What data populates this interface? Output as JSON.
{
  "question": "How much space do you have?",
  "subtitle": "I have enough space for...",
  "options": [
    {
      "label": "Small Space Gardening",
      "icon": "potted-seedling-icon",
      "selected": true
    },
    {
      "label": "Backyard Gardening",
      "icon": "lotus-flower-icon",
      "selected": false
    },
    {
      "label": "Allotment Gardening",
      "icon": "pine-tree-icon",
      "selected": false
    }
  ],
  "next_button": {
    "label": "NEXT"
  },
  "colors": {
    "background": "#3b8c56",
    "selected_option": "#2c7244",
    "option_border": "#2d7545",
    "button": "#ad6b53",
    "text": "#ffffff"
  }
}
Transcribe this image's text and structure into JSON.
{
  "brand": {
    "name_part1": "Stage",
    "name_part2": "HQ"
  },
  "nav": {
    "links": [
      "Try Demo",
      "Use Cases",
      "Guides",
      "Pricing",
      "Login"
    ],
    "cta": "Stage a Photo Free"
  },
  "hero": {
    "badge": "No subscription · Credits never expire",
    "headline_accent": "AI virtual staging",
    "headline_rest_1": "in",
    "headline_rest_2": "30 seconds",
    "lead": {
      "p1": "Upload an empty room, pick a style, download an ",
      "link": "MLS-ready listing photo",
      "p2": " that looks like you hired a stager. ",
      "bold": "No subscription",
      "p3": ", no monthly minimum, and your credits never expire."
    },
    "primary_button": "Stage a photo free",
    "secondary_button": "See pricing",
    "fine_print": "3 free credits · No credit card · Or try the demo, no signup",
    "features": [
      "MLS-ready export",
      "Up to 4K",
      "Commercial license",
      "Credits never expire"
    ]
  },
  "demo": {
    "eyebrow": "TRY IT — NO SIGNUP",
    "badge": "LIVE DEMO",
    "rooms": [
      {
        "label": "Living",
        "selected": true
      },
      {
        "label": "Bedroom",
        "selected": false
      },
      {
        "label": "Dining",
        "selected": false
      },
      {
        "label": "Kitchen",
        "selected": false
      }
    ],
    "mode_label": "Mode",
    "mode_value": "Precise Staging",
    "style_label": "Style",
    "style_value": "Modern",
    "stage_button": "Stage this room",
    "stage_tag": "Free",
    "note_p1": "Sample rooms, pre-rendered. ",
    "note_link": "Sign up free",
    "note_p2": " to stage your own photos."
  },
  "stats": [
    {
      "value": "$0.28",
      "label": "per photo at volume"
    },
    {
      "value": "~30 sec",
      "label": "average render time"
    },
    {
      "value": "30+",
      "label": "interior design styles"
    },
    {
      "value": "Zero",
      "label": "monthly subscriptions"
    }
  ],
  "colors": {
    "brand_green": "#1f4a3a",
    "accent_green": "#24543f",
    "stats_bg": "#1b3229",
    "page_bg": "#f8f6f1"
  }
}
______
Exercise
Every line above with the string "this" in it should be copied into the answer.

Written response
What data populates this interface? Output as JSON.
Transcribe this image's text and structure into JSON.
    "stage_button": "Stage this room",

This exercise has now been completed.